|Cooperative Classification||B23K26/402, B23K2203/42, B23K26/386, B23K2203/16, B23K26/40, B23K2203/30, B23K2203/50, H05K2201/096, H05K2201/09536, H05K2203/0207, H05K3/4602, H05K3/0035, H05K2201/0959, B23K26/073|
|European Classification||B23K26/073, B23K26/38B, H05K3/00K3L4B|
|Mar 7, 2001||AS||Assignment|
Owner name: INTERNATIONAL BUSINESS MACHINES CORPORATION, NEW Y
Free format text: ASSIGNMENT OF ASSIGNORS INTEREST;ASSIGNOR:KRESGE, JOHN S.;REEL/FRAME:011615/0291

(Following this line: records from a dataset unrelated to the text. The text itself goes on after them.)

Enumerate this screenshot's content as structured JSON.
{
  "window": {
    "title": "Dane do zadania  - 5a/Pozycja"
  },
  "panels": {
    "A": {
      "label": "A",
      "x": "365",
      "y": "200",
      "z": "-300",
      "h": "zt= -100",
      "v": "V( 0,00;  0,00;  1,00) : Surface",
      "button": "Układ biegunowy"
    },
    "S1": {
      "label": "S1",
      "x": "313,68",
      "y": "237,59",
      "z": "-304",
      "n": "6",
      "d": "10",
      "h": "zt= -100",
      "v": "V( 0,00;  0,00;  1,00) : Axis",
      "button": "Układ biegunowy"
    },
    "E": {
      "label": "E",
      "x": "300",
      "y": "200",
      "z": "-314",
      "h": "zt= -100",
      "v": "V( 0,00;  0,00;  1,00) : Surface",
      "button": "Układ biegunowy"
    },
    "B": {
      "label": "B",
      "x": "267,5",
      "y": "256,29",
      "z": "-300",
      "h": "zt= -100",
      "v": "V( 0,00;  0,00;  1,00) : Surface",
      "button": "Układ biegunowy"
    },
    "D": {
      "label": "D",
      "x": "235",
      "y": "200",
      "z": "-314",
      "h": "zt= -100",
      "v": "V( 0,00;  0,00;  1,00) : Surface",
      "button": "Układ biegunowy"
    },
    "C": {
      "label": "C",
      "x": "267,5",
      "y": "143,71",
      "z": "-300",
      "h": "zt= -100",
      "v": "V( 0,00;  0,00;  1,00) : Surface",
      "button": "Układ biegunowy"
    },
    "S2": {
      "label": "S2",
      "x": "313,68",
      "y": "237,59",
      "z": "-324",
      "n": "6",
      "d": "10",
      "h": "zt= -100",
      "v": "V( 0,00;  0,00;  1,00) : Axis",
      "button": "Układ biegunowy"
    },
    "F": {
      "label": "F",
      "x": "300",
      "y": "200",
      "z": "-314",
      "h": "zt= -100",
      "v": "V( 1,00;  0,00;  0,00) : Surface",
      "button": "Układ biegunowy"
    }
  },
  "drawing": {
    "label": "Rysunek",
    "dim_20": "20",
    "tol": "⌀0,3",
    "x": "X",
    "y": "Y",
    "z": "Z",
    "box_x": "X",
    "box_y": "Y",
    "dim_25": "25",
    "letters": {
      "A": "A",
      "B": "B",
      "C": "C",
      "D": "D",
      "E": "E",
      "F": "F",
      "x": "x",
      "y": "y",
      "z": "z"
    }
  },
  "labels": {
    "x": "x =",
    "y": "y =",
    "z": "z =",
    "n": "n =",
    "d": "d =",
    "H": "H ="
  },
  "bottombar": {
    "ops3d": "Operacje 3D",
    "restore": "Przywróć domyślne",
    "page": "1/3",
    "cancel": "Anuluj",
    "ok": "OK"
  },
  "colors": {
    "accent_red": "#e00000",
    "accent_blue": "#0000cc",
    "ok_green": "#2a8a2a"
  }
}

Effective date: 20010306
|Jan 9, 2006||FPAY||Fee payment|
Year of fee payment: 4
|Jun 28, 2010||REMI||Maintenance fee reminder mailed|
|Nov 19, 2010||LAPS||Lapse for failure to pay maintenance fees|
|Jan 11, 2011||FP||Expired due to failure to pay maintenance fee|
Effective date: 20101119